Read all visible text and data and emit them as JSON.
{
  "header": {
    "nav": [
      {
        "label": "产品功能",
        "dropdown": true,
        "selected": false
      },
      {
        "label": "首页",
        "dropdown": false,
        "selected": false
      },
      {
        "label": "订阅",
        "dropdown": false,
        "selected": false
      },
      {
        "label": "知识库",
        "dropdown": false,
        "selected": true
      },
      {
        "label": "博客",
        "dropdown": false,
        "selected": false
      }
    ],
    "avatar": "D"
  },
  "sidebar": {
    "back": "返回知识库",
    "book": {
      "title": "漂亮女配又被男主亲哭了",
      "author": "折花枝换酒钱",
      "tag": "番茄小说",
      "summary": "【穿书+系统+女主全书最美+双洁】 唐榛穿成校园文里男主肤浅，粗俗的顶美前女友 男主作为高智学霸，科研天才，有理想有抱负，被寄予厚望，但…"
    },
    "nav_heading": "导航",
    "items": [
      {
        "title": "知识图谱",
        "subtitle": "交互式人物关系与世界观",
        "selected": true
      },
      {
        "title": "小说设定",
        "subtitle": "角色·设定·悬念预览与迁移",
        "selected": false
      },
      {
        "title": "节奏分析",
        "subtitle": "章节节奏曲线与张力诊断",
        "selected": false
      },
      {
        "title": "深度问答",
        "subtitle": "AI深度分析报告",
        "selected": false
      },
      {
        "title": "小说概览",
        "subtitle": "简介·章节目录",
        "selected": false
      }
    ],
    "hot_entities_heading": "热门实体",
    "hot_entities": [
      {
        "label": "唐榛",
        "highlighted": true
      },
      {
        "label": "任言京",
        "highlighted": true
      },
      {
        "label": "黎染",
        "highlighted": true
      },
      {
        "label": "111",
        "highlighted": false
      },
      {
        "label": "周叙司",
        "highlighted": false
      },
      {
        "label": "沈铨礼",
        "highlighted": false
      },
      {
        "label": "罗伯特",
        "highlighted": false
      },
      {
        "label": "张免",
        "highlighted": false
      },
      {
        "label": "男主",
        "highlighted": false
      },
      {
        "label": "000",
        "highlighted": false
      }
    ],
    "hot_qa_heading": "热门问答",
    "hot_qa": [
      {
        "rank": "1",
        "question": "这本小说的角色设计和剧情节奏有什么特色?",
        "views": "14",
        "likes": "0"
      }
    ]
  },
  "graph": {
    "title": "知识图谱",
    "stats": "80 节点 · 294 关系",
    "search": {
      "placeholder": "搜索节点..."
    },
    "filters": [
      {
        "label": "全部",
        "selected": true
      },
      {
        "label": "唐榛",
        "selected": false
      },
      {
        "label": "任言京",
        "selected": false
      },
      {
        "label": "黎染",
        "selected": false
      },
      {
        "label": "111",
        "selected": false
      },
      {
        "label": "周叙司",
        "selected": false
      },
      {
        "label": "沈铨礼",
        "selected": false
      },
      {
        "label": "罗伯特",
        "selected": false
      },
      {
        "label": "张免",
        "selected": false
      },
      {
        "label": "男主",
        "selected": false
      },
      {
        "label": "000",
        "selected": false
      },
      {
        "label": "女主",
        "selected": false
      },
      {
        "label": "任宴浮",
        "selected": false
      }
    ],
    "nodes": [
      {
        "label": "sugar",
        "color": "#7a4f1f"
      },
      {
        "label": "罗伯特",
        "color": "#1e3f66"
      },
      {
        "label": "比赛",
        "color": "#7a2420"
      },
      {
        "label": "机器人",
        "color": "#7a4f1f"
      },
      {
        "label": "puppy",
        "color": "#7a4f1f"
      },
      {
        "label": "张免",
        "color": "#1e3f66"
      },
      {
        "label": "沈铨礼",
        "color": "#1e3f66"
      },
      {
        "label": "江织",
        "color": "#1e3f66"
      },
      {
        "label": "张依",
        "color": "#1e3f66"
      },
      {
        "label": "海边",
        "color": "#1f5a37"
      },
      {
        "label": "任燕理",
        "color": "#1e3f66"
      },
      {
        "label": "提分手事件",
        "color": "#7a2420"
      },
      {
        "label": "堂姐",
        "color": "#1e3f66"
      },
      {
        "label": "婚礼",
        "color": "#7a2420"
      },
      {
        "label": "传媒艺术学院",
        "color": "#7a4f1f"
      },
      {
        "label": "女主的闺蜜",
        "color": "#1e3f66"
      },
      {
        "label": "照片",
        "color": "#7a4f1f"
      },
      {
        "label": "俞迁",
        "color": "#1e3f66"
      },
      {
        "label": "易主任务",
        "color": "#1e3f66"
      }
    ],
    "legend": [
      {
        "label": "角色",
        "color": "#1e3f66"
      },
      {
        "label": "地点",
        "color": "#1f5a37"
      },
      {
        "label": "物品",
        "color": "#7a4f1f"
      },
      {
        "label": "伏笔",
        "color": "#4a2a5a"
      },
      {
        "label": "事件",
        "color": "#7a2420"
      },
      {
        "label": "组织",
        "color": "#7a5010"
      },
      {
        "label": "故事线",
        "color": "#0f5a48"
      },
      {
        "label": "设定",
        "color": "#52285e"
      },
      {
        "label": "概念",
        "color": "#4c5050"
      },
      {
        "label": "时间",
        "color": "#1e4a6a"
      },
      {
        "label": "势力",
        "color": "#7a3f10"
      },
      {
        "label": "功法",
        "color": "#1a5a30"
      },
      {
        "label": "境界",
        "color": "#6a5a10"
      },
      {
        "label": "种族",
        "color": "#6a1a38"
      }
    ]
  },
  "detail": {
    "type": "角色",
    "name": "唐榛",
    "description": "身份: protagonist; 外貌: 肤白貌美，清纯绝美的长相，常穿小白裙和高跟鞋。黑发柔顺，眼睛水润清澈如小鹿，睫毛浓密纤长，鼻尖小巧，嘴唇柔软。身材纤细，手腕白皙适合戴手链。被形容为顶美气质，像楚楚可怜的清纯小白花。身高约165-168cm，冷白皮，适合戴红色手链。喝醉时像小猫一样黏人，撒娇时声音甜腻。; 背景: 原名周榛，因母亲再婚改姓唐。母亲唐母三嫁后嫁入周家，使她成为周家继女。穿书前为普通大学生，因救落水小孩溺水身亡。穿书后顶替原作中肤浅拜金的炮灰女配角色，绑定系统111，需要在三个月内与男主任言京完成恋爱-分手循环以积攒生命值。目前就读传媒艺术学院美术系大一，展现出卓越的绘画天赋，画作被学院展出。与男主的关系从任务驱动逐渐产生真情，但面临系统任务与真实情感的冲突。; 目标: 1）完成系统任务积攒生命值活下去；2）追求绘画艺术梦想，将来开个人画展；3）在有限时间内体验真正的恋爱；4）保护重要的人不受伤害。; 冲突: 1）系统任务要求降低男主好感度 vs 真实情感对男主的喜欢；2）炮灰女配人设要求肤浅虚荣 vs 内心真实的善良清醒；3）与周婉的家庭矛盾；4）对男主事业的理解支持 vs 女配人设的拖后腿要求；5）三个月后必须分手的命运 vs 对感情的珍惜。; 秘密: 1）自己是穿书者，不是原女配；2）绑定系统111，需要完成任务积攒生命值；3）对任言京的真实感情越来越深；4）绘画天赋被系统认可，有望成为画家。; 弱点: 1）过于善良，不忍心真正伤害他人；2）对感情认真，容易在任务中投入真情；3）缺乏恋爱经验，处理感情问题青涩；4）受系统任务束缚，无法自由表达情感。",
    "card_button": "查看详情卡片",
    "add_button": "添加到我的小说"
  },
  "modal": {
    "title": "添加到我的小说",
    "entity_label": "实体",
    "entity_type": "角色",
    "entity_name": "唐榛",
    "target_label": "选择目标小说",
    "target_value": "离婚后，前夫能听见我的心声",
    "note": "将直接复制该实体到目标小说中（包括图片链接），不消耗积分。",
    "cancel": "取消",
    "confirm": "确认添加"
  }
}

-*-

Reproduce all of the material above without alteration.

• ANSWER:
Read all visible text and data and emit them as JSON.
{
  "header": {
    "nav": [
      {
        "label": "产品功能",
        "dropdown": true,
        "selected": false
      },
      {
        "label": "首页",
        "dropdown": false,
        "selected": false
      },
      {
        "label": "订阅",
        "dropdown": false,
        "selected": false
      },
      {
        "label": "知识库",
        "dropdown": false,
        "selected": true
      },
      {
        "label": "博客",
        "dropdown": false,
        "selected": false
      }
    ],
    "avatar": "D"
  },
  "sidebar": {
    "back": "返回知识库",
    "book": {
      "title": "漂亮女配又被男主亲哭了",
      "author": "折花枝换酒钱",
      "tag": "番茄小说",
      "summary": "【穿书+系统+女主全书最美+双洁】 唐榛穿成校园文里男主肤浅，粗俗的顶美前女友 男主作为高智学霸，科研天才，有理想有抱负，被寄予厚望，但…"
    },
    "nav_heading": "导航",
    "items": [
      {
        "title": "知识图谱",
        "subtitle": "交互式人物关系与世界观",
        "selected": true
      },
      {
        "title": "小说设定",
        "subtitle": "角色·设定·悬念预览与迁移",
        "selected": false
      },
      {
        "title": "节奏分析",
        "subtitle": "章节节奏曲线与张力诊断",
        "selected": false
      },
      {
        "title": "深度问答",
        "subtitle": "AI深度分析报告",
        "selected": false
      },
      {
        "title": "小说概览",
        "subtitle": "简介·章节目录",
        "selected": false
      }
    ],
    "hot_entities_heading": "热门实体",
    "hot_entities": [
      {
        "label": "唐榛",
        "highlighted": true
      },
      {
        "label": "任言京",
        "highlighted": true
      },
      {
        "label": "黎染",
        "highlighted": true
      },
      {
        "label": "111",
        "highlighted": false
      },
      {
        "label": "周叙司",
        "highlighted": false
      },
      {
        "label": "沈铨礼",
        "highlighted": false
      },
      {
        "label": "罗伯特",
        "highlighted": false
      },
      {
        "label": "张免",
        "highlighted": false
      },
      {
        "label": "男主",
        "highlighted": false
      },
      {
        "label": "000",
        "highlighted": false
      }
    ],
    "hot_qa_heading": "热门问答",
    "hot_qa": [
      {
        "rank": "1",
        "question": "这本小说的角色设计和剧情节奏有什么特色?",
        "views": "14",
        "likes": "0"
      }
    ]
  },
  "graph": {
    "title": "知识图谱",
    "stats": "80 节点 · 294 关系",
    "search": {
      "placeholder": "搜索节点..."
    },
    "filters": [
      {
        "label": "全部",
        "selected": true
      },
      {
        "label": "唐榛",
        "selected": false
      },
      {
        "label": "任言京",
        "selected": false
      },
      {
        "label": "黎染",
        "selected": false
      },
      {
        "label": "111",
        "selected": false
      },
      {
        "label": "周叙司",
        "selected": false
      },
      {
        "label": "沈铨礼",
        "selected": false
      },
      {
        "label": "罗伯特",
        "selected": false
      },
      {
        "label": "张免",
        "selected": false
      },
      {
        "label": "男主",
        "selected": false
      },
      {
        "label": "000",
        "selected": false
      },
      {
        "label": "女主",
        "selected": false
      },
      {
        "label": "任宴浮",
        "selected": false
      }
    ],
    "nodes": [
      {
        "label": "sugar",
        "color": "#7a4f1f"
      },
      {
        "label": "罗伯特",
        "color": "#1e3f66"
      },
      {
        "label": "比赛",
        "color": "#7a2420"
      },
      {
        "label": "机器人",
        "color": "#7a4f1f"
      },
      {
        "label": "puppy",
        "color": "#7a4f1f"
      },
      {
        "label": "张免",
        "color": "#1e3f66"
      },
      {
        "label": "沈铨礼",
        "color": "#1e3f66"
      },
      {
        "label": "江织",
        "color": "#1e3f66"
      },
      {
        "label": "张依",
        "color": "#1e3f66"
      },
      {
        "label": "海边",
        "color": "#1f5a37"
      },
      {
        "label": "任燕理",
        "color": "#1e3f66"
      },
      {
        "label": "提分手事件",
        "color": "#7a2420"
      },
      {
        "label": "堂姐",
        "color": "#1e3f66"
      },
      {
        "label": "婚礼",
        "color": "#7a2420"
      },
      {
        "label": "传媒艺术学院",
        "color": "#7a4f1f"
      },
      {
        "label": "女主的闺蜜",
        "color": "#1e3f66"
      },
      {
        "label": "照片",
        "color": "#7a4f1f"
      },
      {
        "label": "俞迁",
        "color": "#1e3f66"
      },
      {
        "label": "易主任务",
        "color": "#1e3f66"
      }
    ],
    "legend": [
      {
        "label": "角色",
        "color": "#1e3f66"
      },
      {
        "label": "地点",
        "color": "#1f5a37"
      },
      {
        "label": "物品",
        "color": "#7a4f1f"
      },
      {
        "label": "伏笔",
        "color": "#4a2a5a"
      },
      {
        "label": "事件",
        "color": "#7a2420"
      },
      {
        "label": "组织",
        "color": "#7a5010"
      },
      {
        "label": "故事线",
        "color": "#0f5a48"
      },
      {
        "label": "设定",
        "color": "#52285e"
      },
      {
        "label": "概念",
        "color": "#4c5050"
      },
      {
        "label": "时间",
        "color": "#1e4a6a"
      },
      {
        "label": "势力",
        "color": "#7a3f10"
      },
      {
        "label": "功法",
        "color": "#1a5a30"
      },
      {
        "label": "境界",
        "color": "#6a5a10"
      },
      {
        "label": "种族",
        "color": "#6a1a38"
      }
    ]
  },
  "detail": {
    "type": "角色",
    "name": "唐榛",
    "description": "身份: protagonist; 外貌: 肤白貌美，清纯绝美的长相，常穿小白裙和高跟鞋。黑发柔顺，眼睛水润清澈如小鹿，睫毛浓密纤长，鼻尖小巧，嘴唇柔软。身材纤细，手腕白皙适合戴手链。被形容为顶美气质，像楚楚可怜的清纯小白花。身高约165-168cm，冷白皮，适合戴红色手链。喝醉时像小猫一样黏人，撒娇时声音甜腻。; 背景: 原名周榛，因母亲再婚改姓唐。母亲唐母三嫁后嫁入周家，使她成为周家继女。穿书前为普通大学生，因救落水小孩溺水身亡。穿书后顶替原作中肤浅拜金的炮灰女配角色，绑定系统111，需要在三个月内与男主任言京完成恋爱-分手循环以积攒生命值。目前就读传媒艺术学院美术系大一，展现出卓越的绘画天赋，画作被学院展出。与男主的关系从任务驱动逐渐产生真情，但面临系统任务与真实情感的冲突。; 目标: 1）完成系统任务积攒生命值活下去；2）追求绘画艺术梦想，将来开个人画展；3）在有限时间内体验真正的恋爱；4）保护重要的人不受伤害。; 冲突: 1）系统任务要求降低男主好感度 vs 真实情感对男主的喜欢；2）炮灰女配人设要求肤浅虚荣 vs 内心真实的善良清醒；3）与周婉的家庭矛盾；4）对男主事业的理解支持 vs 女配人设的拖后腿要求；5）三个月后必须分手的命运 vs 对感情的珍惜。; 秘密: 1）自己是穿书者，不是原女配；2）绑定系统111，需要完成任务积攒生命值；3）对任言京的真实感情越来越深；4）绘画天赋被系统认可，有望成为画家。; 弱点: 1）过于善良，不忍心真正伤害他人；2）对感情认真，容易在任务中投入真情；3）缺乏恋爱经验，处理感情问题青涩；4）受系统任务束缚，无法自由表达情感。",
    "card_button": "查看详情卡片",
    "add_button": "添加到我的小说"
  },
  "modal": {
    "title": "添加到我的小说",
    "entity_label": "实体",
    "entity_type": "角色",
    "entity_name": "唐榛",
    "target_label": "选择目标小说",
    "target_value": "离婚后，前夫能听见我的心声",
    "note": "将直接复制该实体到目标小说中（包括图片链接），不消耗积分。",
    "cancel": "取消",
    "confirm": "确认添加"
  }
}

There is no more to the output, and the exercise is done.